*Task to complete*
In the records below, tally the lines that contain the word "title" and give only that number.

*Dataset extract*
-------------------------

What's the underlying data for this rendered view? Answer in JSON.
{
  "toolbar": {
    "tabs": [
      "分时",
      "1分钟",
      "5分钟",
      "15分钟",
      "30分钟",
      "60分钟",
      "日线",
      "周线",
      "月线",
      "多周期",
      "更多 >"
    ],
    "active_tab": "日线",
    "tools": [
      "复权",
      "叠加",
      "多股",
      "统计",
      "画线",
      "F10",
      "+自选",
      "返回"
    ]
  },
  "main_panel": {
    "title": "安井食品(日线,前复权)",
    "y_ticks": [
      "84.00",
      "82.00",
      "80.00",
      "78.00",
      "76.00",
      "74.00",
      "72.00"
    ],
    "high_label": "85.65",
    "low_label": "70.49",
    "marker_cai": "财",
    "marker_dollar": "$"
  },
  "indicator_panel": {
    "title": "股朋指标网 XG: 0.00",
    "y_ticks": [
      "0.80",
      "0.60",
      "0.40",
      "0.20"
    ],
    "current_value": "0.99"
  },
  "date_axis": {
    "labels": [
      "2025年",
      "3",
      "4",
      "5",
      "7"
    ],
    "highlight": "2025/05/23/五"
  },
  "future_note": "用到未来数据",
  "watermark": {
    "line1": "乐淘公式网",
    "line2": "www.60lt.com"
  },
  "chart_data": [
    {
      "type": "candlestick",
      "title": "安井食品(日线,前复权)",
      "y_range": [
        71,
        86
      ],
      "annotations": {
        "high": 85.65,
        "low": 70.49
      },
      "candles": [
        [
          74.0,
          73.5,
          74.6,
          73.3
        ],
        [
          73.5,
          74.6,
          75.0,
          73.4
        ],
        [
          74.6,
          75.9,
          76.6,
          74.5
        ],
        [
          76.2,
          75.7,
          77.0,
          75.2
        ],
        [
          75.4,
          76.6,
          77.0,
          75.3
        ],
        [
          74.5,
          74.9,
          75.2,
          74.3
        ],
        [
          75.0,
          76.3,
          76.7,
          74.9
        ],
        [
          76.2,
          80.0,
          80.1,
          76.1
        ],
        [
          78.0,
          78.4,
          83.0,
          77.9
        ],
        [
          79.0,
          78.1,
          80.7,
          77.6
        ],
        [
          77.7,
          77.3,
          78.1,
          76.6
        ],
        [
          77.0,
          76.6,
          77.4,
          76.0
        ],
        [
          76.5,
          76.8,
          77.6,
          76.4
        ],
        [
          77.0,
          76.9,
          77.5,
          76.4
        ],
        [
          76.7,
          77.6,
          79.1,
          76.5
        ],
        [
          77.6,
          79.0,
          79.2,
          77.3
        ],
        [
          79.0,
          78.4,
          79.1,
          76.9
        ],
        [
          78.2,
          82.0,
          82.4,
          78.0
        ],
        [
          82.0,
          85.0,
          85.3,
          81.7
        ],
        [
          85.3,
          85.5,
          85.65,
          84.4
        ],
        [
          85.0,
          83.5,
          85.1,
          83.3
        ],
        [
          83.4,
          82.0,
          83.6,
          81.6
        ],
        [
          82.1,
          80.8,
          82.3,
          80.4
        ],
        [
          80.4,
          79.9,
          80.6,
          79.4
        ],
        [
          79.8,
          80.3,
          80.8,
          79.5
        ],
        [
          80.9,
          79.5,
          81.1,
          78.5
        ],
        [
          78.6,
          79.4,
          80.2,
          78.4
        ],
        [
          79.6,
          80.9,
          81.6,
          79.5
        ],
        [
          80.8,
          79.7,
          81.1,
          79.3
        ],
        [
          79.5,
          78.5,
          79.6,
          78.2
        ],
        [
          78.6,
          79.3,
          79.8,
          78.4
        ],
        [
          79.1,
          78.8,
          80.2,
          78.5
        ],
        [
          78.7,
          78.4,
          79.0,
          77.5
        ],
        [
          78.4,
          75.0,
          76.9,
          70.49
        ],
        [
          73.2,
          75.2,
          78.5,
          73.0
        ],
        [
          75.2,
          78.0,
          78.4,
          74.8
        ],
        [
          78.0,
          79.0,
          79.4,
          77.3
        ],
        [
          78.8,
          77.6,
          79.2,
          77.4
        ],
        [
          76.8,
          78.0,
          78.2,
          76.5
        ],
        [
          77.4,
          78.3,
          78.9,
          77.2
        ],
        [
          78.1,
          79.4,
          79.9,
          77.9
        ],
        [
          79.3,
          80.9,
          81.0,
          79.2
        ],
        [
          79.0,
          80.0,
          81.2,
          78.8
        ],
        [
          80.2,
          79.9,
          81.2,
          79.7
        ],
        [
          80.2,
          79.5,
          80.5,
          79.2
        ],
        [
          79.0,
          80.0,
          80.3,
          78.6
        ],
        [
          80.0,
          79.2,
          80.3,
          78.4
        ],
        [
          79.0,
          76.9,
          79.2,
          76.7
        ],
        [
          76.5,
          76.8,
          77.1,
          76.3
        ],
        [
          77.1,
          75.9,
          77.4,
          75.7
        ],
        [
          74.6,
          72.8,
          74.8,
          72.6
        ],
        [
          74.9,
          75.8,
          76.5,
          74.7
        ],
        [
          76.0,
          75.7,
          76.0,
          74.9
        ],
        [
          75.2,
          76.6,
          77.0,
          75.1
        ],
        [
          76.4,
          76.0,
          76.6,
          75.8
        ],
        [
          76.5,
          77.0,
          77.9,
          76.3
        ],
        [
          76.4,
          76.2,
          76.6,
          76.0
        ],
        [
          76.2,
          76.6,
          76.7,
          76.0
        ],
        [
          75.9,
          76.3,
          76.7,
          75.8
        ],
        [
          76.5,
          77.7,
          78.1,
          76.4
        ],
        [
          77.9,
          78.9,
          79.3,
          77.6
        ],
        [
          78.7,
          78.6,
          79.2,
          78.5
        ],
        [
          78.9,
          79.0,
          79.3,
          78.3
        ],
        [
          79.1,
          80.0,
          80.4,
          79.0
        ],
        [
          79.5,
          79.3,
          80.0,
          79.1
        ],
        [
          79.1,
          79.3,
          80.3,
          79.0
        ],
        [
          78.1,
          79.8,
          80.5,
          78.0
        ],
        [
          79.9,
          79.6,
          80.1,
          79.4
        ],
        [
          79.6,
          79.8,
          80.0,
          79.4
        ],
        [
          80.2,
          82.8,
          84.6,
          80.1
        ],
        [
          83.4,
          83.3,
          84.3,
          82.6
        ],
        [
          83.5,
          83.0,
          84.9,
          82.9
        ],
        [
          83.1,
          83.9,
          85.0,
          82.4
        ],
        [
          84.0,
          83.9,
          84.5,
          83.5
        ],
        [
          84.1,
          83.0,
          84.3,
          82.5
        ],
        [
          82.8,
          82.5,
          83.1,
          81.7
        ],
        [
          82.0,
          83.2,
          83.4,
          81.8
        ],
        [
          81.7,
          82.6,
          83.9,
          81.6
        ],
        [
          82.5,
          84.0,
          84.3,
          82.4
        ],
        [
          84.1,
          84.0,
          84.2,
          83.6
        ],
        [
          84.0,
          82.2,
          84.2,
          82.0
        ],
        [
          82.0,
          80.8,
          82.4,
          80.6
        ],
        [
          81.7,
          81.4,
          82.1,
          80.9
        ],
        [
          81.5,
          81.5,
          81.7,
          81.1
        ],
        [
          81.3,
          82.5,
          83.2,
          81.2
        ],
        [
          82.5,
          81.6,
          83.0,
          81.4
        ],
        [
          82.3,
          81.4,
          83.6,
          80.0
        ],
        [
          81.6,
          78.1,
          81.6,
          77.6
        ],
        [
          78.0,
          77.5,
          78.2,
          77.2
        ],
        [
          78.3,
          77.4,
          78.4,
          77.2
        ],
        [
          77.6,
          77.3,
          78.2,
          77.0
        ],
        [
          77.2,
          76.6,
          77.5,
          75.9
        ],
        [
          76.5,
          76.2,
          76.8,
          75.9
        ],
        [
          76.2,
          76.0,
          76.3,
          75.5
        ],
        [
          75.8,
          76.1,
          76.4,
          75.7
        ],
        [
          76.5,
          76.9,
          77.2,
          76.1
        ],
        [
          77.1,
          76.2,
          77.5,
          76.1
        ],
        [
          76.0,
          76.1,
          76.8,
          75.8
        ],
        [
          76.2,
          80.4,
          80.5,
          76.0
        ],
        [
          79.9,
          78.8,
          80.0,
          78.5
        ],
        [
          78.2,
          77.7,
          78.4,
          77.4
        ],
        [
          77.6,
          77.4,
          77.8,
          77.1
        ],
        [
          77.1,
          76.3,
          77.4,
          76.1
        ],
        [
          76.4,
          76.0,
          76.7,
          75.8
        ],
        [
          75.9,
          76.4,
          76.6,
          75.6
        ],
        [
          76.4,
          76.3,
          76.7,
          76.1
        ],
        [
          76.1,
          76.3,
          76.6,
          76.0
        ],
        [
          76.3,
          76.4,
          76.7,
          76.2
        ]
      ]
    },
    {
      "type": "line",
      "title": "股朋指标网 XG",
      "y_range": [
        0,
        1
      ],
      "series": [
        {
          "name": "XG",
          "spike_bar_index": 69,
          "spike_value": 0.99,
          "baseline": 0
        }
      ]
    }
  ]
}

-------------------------

*Reply to the exercise*
4